Praveen Kumar

Helen Ette Park Fellow

Brown School: Social Work | PhD


Cohort 2012


Graduated 2017

Scholar Highlights

Is the Clock Ticking for Northeast India After the Uttarakhand Disaster of 2013?

The Uttarakhand disaster of 2013 invoked an immediate concern over the trajectory of infrastructural development. Experts believe that although the multi-day cloud burst initiated the catastrophe, the colossal damage incurred subsequently was largely due to haphazard and unplanned development. In fact, the National Institute of Disaster Management (NIDM) of India termed the determinant of the catastrophe as “the climatic conditions combined with haphazard human intervention”.

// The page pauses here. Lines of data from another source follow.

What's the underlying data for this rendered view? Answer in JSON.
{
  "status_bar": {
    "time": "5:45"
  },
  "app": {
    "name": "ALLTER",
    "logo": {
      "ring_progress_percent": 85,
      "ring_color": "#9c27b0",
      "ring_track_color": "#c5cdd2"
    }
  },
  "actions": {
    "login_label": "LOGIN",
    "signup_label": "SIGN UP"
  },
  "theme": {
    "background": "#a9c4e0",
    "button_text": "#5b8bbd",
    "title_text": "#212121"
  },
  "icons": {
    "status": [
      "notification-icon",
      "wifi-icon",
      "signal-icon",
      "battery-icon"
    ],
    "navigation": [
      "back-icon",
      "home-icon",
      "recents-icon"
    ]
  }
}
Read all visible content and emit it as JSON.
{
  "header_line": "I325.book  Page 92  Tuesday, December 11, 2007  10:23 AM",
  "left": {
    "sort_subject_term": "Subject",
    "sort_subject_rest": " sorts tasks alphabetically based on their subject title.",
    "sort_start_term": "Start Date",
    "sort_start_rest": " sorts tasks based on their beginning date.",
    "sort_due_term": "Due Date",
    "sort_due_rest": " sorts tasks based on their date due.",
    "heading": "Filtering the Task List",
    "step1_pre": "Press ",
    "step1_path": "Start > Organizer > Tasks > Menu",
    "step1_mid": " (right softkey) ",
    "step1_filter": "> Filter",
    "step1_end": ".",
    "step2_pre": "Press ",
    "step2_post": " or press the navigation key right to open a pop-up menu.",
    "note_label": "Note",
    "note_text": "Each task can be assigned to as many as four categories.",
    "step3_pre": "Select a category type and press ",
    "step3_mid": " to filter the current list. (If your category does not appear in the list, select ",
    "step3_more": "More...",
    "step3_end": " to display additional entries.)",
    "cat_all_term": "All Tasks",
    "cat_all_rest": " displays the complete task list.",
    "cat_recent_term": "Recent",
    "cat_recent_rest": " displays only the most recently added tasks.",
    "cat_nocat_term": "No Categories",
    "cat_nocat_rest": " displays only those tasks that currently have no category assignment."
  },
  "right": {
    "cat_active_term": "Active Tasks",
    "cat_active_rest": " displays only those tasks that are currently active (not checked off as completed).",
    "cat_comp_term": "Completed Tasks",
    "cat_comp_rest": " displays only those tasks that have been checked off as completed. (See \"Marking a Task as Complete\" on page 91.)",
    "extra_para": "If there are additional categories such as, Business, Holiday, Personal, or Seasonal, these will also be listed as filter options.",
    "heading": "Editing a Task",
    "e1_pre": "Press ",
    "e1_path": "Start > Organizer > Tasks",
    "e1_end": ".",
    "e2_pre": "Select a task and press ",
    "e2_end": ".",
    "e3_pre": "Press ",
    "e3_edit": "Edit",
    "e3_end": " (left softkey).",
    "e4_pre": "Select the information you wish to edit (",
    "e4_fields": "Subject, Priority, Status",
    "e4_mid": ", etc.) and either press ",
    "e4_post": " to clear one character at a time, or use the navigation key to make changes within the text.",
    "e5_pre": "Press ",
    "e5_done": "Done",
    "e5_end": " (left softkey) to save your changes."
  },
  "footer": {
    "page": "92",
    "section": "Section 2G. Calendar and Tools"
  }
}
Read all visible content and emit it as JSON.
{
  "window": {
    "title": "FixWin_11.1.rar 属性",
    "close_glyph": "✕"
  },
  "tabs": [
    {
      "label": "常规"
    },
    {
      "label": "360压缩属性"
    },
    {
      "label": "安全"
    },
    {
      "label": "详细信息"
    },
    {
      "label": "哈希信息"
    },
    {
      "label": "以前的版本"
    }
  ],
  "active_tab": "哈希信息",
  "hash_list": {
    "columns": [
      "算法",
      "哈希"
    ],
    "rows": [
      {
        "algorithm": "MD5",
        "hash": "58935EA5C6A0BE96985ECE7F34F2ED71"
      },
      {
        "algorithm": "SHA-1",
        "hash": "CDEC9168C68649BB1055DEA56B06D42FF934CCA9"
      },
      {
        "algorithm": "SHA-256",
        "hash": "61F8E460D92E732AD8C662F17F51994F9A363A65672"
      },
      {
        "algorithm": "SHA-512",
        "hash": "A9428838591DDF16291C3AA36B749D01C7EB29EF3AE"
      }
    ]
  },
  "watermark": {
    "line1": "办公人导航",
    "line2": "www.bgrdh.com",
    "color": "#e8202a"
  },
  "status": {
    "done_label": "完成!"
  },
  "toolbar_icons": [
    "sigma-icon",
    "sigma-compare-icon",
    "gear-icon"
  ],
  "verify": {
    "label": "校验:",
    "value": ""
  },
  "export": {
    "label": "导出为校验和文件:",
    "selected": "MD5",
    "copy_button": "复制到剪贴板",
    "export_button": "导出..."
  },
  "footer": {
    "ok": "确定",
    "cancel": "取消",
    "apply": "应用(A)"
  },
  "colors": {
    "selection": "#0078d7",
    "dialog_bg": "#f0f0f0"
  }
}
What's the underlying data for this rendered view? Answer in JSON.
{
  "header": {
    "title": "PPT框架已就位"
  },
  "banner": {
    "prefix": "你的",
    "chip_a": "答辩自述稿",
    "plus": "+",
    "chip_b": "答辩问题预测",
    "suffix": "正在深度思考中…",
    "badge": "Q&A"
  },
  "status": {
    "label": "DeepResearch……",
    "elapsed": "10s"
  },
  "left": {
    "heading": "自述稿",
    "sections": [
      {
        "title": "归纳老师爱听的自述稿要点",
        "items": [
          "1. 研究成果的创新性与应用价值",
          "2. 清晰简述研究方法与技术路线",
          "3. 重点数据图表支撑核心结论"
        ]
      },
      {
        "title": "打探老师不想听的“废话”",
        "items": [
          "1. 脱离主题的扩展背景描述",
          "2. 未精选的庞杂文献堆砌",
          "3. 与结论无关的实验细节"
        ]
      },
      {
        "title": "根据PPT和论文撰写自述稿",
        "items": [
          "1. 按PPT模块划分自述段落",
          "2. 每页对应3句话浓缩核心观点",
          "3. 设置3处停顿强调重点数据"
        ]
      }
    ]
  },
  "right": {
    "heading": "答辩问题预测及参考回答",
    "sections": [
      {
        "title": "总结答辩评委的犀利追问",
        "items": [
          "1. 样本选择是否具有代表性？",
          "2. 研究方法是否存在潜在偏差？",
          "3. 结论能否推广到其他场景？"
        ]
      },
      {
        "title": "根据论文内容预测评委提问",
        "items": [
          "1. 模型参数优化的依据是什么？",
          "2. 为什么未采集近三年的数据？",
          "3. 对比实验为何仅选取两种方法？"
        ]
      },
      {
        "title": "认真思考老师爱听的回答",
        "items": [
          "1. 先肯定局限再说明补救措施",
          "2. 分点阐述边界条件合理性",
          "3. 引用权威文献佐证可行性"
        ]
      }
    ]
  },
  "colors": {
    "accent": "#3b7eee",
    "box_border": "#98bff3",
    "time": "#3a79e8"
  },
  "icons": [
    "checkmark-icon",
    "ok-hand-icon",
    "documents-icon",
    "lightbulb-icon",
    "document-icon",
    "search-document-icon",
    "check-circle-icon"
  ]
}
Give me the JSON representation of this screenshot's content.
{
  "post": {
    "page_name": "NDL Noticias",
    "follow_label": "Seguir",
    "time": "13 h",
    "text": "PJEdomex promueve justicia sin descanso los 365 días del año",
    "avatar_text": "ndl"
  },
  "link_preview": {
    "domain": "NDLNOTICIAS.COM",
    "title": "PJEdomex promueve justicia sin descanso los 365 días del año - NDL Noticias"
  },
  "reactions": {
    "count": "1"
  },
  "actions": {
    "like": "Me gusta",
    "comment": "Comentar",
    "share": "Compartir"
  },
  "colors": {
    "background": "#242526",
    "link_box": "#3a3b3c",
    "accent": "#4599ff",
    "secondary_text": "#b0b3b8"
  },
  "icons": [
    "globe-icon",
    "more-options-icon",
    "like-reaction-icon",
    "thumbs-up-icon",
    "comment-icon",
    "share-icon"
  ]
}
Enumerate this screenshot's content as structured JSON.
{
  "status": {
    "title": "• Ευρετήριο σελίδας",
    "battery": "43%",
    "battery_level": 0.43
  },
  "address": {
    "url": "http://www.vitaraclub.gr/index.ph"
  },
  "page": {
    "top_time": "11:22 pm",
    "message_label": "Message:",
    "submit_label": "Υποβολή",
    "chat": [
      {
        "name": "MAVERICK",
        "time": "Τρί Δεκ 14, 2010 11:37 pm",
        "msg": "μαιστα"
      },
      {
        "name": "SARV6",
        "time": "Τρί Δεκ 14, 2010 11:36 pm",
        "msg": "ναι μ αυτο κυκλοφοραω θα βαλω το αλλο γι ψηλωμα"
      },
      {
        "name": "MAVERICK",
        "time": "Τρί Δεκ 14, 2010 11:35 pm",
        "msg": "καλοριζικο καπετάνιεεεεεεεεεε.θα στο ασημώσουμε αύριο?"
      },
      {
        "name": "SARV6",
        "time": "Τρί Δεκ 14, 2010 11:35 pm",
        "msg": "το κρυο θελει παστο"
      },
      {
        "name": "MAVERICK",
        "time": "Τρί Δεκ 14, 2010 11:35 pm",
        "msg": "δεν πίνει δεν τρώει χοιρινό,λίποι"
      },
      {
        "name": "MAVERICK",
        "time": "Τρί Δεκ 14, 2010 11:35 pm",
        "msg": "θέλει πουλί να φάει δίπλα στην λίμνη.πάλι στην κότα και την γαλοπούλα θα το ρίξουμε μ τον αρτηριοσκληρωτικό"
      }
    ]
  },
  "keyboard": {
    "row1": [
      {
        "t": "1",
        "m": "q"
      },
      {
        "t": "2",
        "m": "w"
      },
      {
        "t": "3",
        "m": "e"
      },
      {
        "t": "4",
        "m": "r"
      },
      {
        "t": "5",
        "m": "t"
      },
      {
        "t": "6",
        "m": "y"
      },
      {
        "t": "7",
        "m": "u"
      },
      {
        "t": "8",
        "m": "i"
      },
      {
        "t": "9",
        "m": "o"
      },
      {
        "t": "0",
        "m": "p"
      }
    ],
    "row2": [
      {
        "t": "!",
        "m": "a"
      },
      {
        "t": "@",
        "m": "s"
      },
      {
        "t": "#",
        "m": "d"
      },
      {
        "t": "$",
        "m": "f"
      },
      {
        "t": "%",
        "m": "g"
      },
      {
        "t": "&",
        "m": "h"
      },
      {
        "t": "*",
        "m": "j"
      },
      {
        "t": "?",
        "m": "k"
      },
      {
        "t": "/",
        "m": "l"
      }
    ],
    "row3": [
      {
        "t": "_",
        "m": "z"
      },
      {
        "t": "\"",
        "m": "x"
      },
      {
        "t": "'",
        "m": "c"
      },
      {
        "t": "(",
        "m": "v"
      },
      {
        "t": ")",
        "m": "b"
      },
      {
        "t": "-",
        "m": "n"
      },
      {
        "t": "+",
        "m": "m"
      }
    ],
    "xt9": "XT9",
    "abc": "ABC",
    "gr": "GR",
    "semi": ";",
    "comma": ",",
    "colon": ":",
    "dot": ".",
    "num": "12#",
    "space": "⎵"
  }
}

Until 2013, there were around 200 small or big hydropower project proposals under review in Uttarakhand in addition to the existing 45 operational hydropower projects, as per the Uttarakhand Jal Vidyut Nigam Limited (UJVNL). In fact, the highly sensitive zone of Alaknanda-Bhagirathi basin had 67 hydropower projects under review. The myopia in the construction of multiple dams, tunnels and barrages combined with poorly planned construction of dams and tunnels diminished the resilience of the fragile Himalayan ecology in these areas. A near common consensus has it that the unbridled anthropogenic activities which had expedited, if not triggered, this cataclysm in the state resulted in over 5,500 fatalities and directly impacted around 4,000 villages in addition to a gigantic loss of assets. This unsustainable and parochial approach of energy sufficiency through hydropower projects in Uttarakhand points to a looming disaster in Northeastern India where the developmental interventions present an ominous resemblance to that in Uttarakhand.

A report by the International Rivers highlights that the Central Electricity Authority (CEA) of India has identified more than 150 hydropower project sites in the Northeast, around 80 of which are in Arunachal Pradesh alone. Similar to the Alaknanda-Bhagirathi basin in Uttarakhand, the entire Brahmaputra region in the northeast is not only ecologically fragile, but vulnerable to intense construction activities while also falling in high seismic zones. The tag of ‘future powerhouse” that was applied to Northeastern India at an international business summit in Mumbai in July 2002 and the investment of major corporations in these projects reek of vested interests and a disregard for the ecology of the region. For instance, the Thatte-Reddy Expert Committee, in its report had apprehensions on the run-of-the-river Subansiri project located in a high seismic zone. Similarly, there are concerns over the dam on the Dron River in Meghalaya which may denude the local ecosystems with the subtropical pine and broadleaf forests that are similar to that in Uttarakhand, and may severely diminish the soil holding capacity of the region.

A solution to obviate a calamity in the Northeast requires immediate attention on all the critical dimensions of the issue. The impact assessment studies need to be cumulative and participatory in nature. It is critical to understand that the majority of these hydropower project interventions are on the tributaries of the Brahmaputra River.

An impact due to increase of river beds, restriction in the water carrying capacity, or increased siltation in one region may have a disastrous consequence over another region. The discrete project-specific impact assessment studies such as on the Subansiri River project or the Dron River project should be supplemented with a comprehensive study of the entire Brahmaputra region to preclude unanticipated transmittal shocks. In fact, the fundamental argument to thwart a possible impending disaster in the region is an impartial environmental impact assessment in itself. Taking cues from a 2013 report submitted by the South Asia Network on Dams, Rivers and People (SANDRP); there has been an evaluation of 262 hydropower projects in the last 6 years in the country and none of them got rejected! Hence, it is imperative on the part of policy interventions to adopt a holistic understanding of ‘development’ instead of over-abusing the term. While the energy imperatives for the economic security of a state are justifiably prioritized, the unfortunate and alarming dichotomy is the lack of a cumulative assessment of the risk factors involved in the construction of the hydropower projects at such eco-fragile zones. The lessons learned from the case in Uttarakhand will be of no eventual use if commensurate actions are not taken to preclude a similar calamity in the northeast India especially when both regions witness a contextual resemblance over the approach adopted for ‘development’!